→ Data section

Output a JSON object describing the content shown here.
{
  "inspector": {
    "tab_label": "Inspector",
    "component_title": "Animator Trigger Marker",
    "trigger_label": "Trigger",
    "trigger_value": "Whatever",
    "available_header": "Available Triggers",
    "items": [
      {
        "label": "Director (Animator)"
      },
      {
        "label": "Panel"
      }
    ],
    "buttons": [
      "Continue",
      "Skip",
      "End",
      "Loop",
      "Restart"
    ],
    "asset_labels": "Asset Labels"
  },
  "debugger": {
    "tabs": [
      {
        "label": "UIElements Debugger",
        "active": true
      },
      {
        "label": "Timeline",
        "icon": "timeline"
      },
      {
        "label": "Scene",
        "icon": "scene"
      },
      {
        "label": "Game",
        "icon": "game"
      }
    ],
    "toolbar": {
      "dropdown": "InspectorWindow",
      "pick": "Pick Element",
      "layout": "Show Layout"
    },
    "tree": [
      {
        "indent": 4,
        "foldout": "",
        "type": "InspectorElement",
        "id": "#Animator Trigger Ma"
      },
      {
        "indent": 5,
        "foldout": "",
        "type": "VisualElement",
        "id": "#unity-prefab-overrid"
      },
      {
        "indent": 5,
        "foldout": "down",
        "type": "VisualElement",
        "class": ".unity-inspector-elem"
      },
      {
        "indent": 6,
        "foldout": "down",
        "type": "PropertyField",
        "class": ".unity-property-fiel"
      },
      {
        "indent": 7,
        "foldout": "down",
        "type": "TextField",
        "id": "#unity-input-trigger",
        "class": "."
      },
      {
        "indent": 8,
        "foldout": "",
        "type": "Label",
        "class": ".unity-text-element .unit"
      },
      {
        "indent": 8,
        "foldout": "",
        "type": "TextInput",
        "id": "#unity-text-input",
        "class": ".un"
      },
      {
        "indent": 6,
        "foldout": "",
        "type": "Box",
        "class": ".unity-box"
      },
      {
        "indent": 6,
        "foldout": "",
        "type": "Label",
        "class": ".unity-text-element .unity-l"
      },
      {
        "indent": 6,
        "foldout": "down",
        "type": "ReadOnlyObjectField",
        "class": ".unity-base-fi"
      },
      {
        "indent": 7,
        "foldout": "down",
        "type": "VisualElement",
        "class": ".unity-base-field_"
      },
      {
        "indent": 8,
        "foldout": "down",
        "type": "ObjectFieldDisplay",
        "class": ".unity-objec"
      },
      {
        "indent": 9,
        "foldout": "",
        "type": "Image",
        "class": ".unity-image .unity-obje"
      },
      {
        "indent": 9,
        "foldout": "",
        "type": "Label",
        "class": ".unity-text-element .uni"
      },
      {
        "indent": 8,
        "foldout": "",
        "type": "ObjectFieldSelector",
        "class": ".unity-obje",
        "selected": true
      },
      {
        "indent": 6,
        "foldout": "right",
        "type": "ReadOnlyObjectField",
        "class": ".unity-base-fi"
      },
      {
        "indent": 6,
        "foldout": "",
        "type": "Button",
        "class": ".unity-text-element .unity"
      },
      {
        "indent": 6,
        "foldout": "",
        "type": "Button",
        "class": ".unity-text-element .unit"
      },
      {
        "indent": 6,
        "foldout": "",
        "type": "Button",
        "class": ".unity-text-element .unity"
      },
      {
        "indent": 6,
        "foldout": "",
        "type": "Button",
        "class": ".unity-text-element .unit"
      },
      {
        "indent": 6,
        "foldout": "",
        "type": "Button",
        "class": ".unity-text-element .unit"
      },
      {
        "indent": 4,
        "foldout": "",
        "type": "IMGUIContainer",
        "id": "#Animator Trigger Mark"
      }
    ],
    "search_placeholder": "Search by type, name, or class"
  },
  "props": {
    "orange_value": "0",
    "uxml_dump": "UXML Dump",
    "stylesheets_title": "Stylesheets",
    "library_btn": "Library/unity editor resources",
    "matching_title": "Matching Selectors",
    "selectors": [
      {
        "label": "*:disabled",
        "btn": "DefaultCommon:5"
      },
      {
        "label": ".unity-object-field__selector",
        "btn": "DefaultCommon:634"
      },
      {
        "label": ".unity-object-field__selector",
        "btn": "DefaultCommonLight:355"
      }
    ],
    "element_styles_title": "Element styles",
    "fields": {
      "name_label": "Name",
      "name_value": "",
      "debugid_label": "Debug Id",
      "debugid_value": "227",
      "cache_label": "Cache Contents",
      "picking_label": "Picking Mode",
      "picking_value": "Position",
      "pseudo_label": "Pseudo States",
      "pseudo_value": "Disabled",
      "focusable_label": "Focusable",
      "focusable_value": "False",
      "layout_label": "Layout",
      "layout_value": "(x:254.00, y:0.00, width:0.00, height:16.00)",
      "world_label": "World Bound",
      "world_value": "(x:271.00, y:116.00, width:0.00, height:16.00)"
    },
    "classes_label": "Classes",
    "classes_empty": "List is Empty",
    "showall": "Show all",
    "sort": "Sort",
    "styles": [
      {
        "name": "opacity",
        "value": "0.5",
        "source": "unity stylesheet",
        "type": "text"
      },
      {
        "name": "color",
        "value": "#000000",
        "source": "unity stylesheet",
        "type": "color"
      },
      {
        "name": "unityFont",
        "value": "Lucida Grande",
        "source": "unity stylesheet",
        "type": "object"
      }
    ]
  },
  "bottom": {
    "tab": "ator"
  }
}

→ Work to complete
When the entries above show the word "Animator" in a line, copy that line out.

→ Exercise output
    "component_title": "Animator Trigger Marker",
        "label": "Director (Animator)"
        "id": "#Animator Trigger Ma"
        "id": "#Animator Trigger Mark"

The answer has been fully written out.